We traveled in India for 4 weeks this fall. The main part of our trip was a 3 week Road Scholar Tour. We toured some of India’s most popular sites, stayed in some lovely hotels, ate lots of Indian food and enjoyed meeting the friendly Indian people. The pictures I took are the memories of India that I want to keep and to share with you. I’m still recovering from the rest of India.
When talking with friends who have also traveled to India, the first question might be “What did you think of the Taj, the Amber Fort, or whatever..”, but the second question is always “What is with all the trash?” So much of India seems covered in litter. It is scattered on streets and walkways and swept into piles everywhere. It is “literally” the first thing you notice when you arrive.
Each gated compound (historic site, hotel, home) is an island in a sea of trash. Our Road Scholar guide explained that trash pick-up is a big problem all over India. Besides not having the money to accomplish a real clean up, “Keep India Beautiful” is not part of the culture…..luckily there are wandering cows to eat it!
To be honest, litter is the least of India’s problems. As a casual tourist with Western sensibilities I was often in over my head. In order to enjoy this trip I had to look past what I could not do anything about or could not understand.
I had to let India be India.
And so, our adventure began in Delhi. We arrived a few days prior to our tour to help overcome some of the jet lag (12 1/2 hour time difference!). Through our hotel, we arranged for a driver and guide to take us around before our tour started.
First Stop – The iconic India Gate. One of these couples is rebuilding the curbs. (It was a little disconcerting to see road workers wearing saris!)
A small military ceremony of some sort was going on. The feathered berets are a colorful touch!
The India Gate is at one end and a mile up this parkway (called the Raj Path) are the Government Buildings.
They have a “Keep New Delhi Clean & Green” Campaign going on around the Capital buildings. When our guide mentioned this I thought he was being facetious; …..everything is relative. It is actually pretty successful here.
You know you’re in India when there are elephants on the Parliament Building.
Later, we returned here with our tour group – different lighting, same smog.
We visited several temples.
Gurudwara is a Sikh temple known for its kitchen where workers and volunteers serve lunch everyday to anyone, regardless of race or religion. We did not see the kitchen but did go inside the temple. They covered our heads with scarves and we removed our shoes. Sorry, no pictures allowed inside.
Birla Mandir Temple
Birla Mandir is a Hindu temple dedicated to Vishnu. Again – no shoes, no pix. In fact, here you also had to check your camera and cell phone – no cheating. This temple complex is 7 1/2 acres. We visited just a few of the shrines at the front. You can’t tell from the photo but a busy divided street runs right in front. It’s hard to back up far enough to get a better picture.

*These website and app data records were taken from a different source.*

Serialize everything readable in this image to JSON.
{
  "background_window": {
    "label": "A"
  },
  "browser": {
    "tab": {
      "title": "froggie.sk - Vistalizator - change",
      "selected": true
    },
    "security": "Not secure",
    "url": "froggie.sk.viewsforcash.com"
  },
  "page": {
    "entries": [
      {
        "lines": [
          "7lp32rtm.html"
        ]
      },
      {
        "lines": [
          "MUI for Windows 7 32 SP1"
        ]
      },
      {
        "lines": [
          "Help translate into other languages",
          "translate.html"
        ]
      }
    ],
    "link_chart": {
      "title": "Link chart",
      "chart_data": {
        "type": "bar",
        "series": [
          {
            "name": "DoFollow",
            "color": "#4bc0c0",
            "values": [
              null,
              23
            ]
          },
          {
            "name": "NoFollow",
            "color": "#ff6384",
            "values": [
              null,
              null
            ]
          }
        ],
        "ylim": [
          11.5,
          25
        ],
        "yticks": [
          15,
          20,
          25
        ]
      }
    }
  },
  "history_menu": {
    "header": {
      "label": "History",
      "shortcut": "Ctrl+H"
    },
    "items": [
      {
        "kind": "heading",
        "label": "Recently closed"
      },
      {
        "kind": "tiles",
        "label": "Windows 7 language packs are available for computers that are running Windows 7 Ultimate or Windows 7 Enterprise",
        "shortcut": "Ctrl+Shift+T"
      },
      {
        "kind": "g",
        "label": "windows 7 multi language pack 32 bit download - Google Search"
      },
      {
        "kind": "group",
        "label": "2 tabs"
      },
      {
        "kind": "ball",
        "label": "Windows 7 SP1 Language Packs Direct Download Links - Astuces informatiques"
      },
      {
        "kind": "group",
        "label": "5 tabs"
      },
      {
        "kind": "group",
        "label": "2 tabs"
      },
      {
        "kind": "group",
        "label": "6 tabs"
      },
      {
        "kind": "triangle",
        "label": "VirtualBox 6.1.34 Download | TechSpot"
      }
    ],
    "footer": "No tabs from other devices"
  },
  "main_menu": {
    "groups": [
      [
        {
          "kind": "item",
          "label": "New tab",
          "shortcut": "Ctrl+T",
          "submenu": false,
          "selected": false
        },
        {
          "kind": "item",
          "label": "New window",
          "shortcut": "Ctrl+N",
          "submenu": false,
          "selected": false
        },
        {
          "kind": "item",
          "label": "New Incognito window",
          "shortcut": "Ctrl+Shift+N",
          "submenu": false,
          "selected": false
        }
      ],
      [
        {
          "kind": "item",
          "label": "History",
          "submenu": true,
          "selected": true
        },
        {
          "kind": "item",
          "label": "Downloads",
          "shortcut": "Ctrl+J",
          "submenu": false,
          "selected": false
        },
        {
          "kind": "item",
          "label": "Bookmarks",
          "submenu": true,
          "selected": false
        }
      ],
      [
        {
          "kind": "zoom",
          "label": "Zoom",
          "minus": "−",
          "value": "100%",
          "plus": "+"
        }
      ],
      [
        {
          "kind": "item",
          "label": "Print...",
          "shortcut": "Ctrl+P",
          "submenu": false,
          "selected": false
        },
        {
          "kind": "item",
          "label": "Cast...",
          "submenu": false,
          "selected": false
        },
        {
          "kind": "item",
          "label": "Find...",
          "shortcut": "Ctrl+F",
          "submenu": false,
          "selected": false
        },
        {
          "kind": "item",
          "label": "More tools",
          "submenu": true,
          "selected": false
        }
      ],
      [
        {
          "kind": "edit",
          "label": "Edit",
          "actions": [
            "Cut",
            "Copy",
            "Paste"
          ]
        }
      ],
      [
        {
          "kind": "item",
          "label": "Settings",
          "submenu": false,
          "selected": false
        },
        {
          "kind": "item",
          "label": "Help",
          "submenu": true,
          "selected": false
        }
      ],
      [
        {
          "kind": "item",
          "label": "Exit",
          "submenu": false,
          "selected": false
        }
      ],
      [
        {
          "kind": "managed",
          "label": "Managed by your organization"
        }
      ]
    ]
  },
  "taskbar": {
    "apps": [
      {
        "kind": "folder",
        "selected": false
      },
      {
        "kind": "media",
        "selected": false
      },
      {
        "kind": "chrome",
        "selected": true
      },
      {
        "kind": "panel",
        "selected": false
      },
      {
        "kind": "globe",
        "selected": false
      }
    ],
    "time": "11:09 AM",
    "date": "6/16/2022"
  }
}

Chhatarpur is the 2nd largest Hindu Temple in the world. It covers 60 acres and is made up of over 20 temples. This temple is also close to the busy street. We checked our shoes here but pictures were OK. There is a prayer tree at the entrance. Worshippers tie ribbons on it to signify their prayers.
These two pictures are from Wikipedia.
Akshardham is the largest Hindu Temple complex in the world. It opened in 2005. We left our car & driver way out in a parking lot, leaving all cameras and phones with him. We stood in lines (separate for women and men) to be patted down before entering the huge complex. (BTW, this is not unusual and all western hotels in India have now added security checkpoints since the 2008 bombing attacks in Mumbai.)
This whole complex is dedicated to Swaminarayan. There’s an IMAX movie, exhibits of his life and a boat ride through Indian/Hindu history (ala “It’s a Small World”). The temple is stunning with huge carved elephants in a frieze all around the base. We checked our shoes and hopped across the hot granite plaza to get to the cool white path of marble that leads up the steps and into the temple. There is also a Musical Fountain & Light show that was closed for repairs. For pictures click this: akshardham.com.
Though not a number 1 tourist attraction for Westerners, Akshardham is quite an experience and, understandably, very popular with Hindus.
But my favorite place in New Delhi was Lodi Gardens. The centerpiece of this park are several tombs and a mosque built in the 1400s. It was an especially nice place for a relaxing stroll on a hot afternoon.
Next post – we begin our Road Scholar Tour and spend two more days exploring Delhi.